### Input records ###

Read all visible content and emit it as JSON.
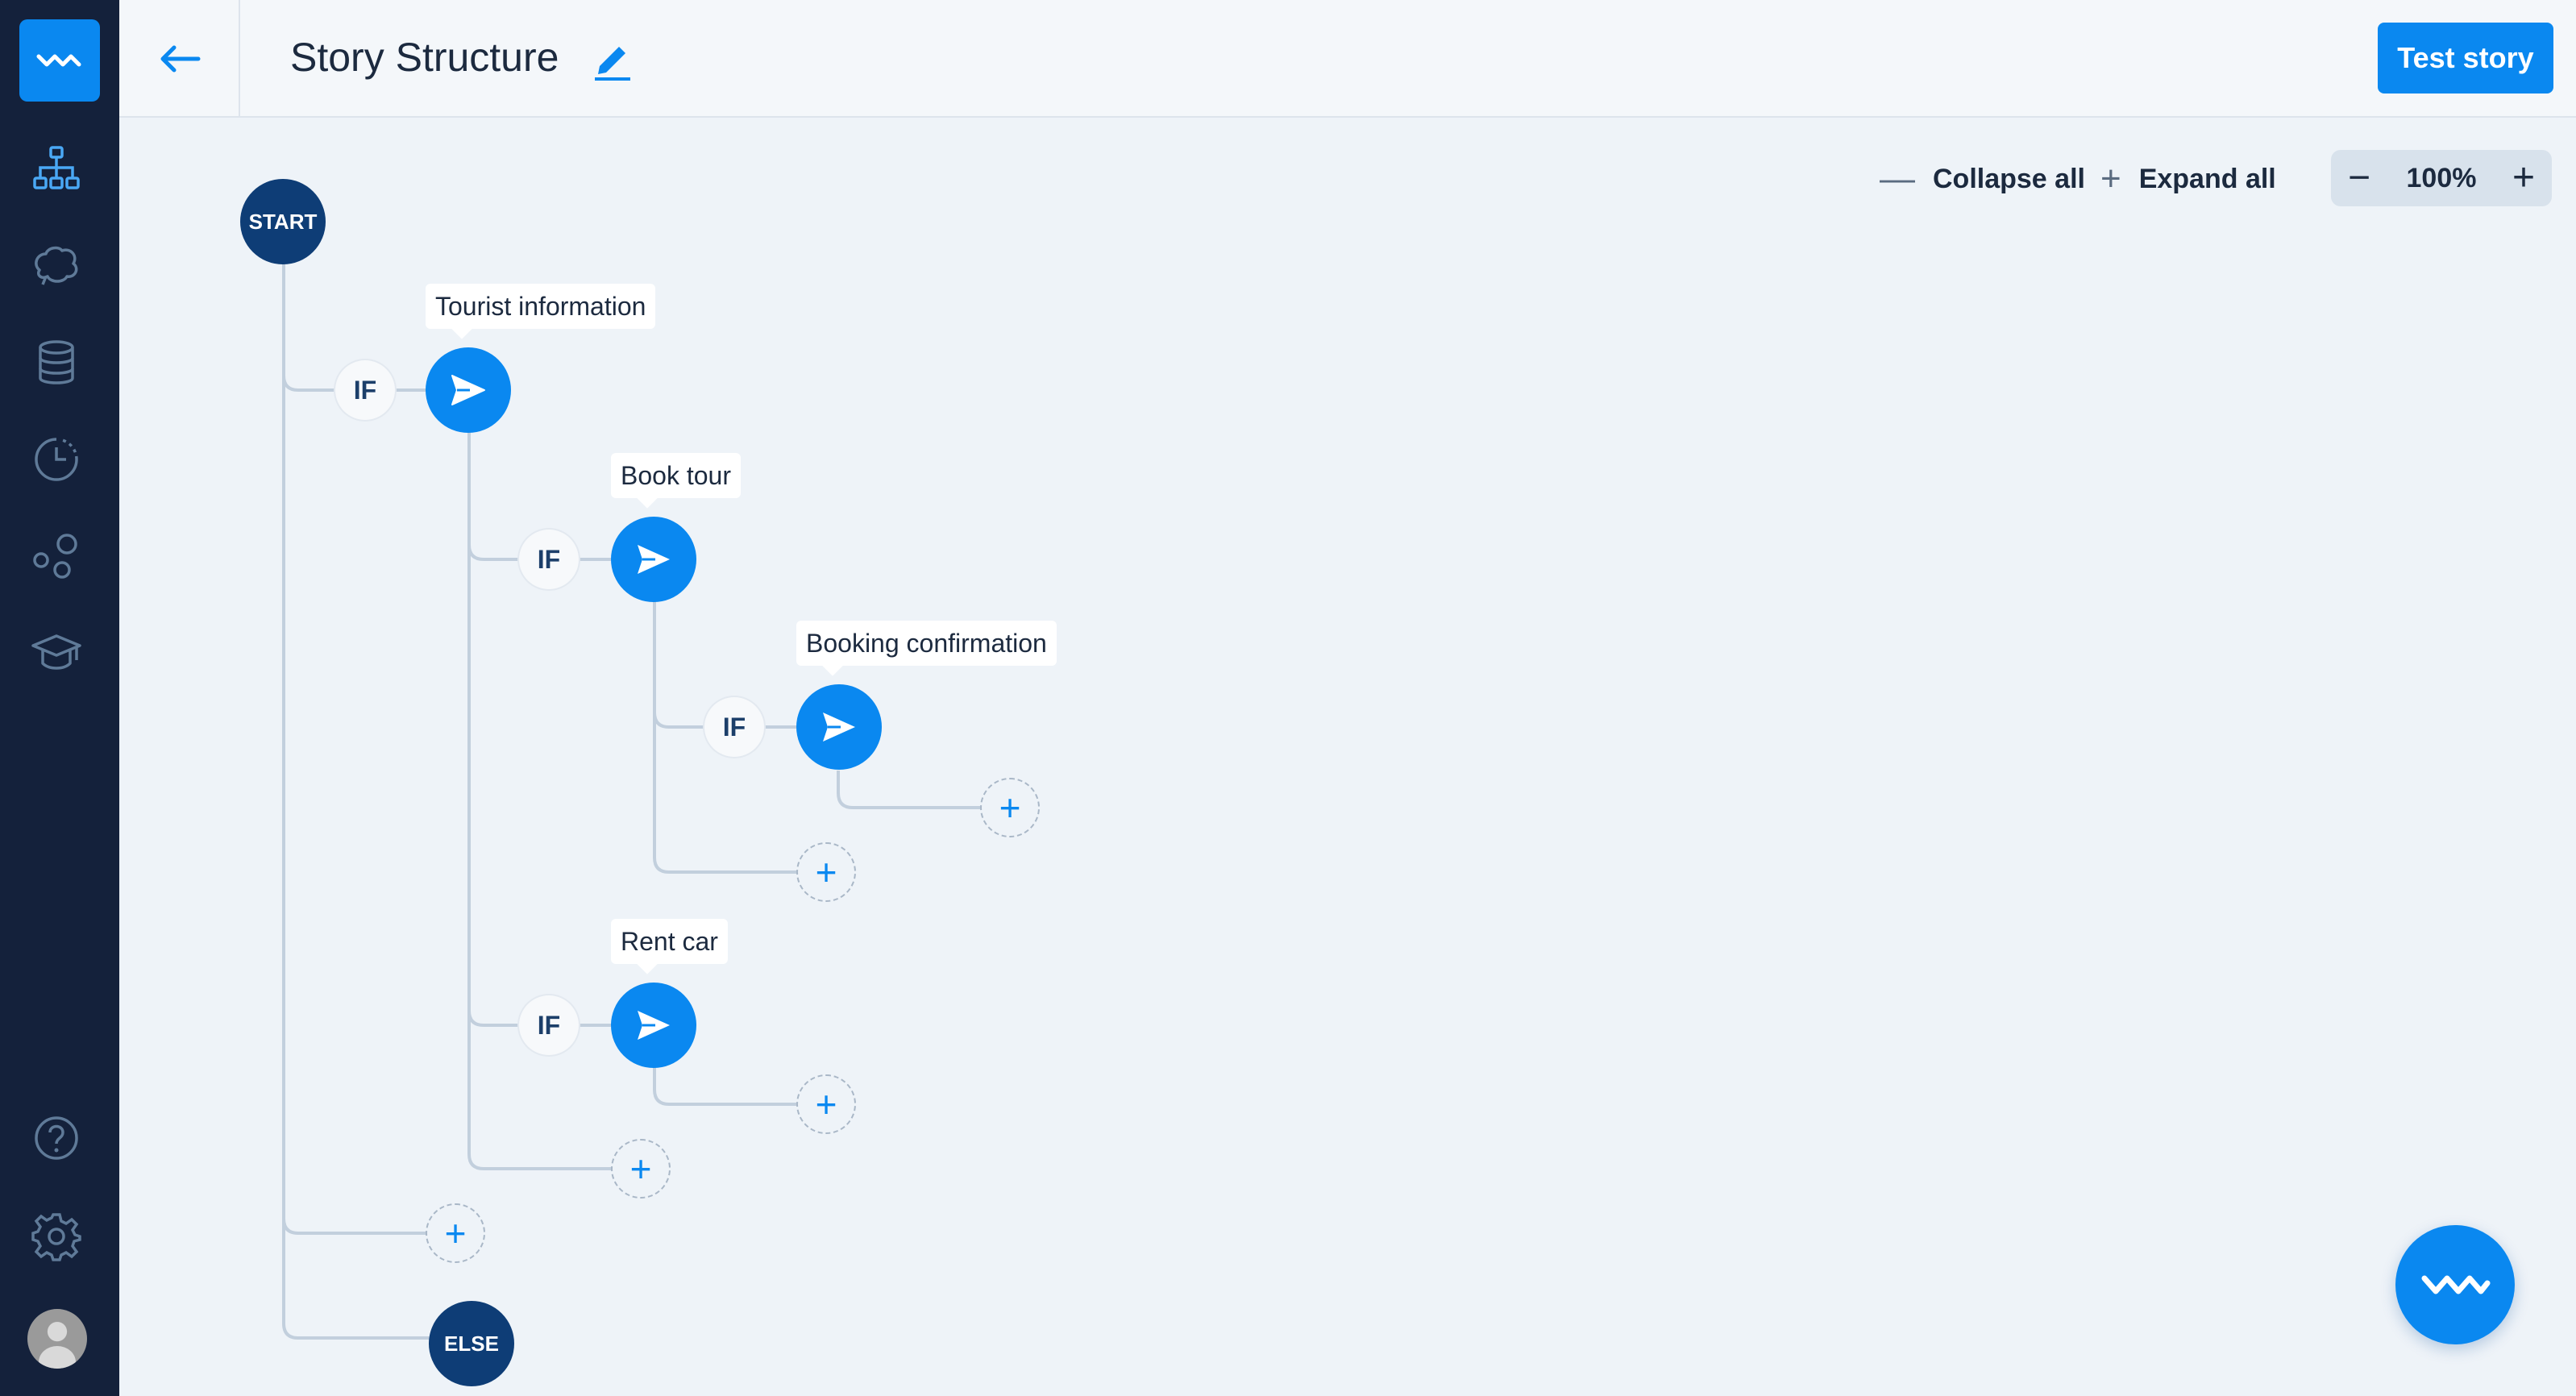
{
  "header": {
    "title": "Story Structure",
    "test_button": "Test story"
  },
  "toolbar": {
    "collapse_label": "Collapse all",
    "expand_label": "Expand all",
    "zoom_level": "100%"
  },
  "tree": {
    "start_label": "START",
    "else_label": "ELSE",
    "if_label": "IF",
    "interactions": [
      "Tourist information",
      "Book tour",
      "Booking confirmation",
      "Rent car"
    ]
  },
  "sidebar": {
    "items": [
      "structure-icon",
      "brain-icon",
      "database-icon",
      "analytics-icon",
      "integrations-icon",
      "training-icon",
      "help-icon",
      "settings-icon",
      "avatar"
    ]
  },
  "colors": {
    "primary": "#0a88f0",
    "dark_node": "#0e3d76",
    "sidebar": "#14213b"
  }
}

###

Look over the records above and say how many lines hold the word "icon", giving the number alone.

▸ Response to this task
8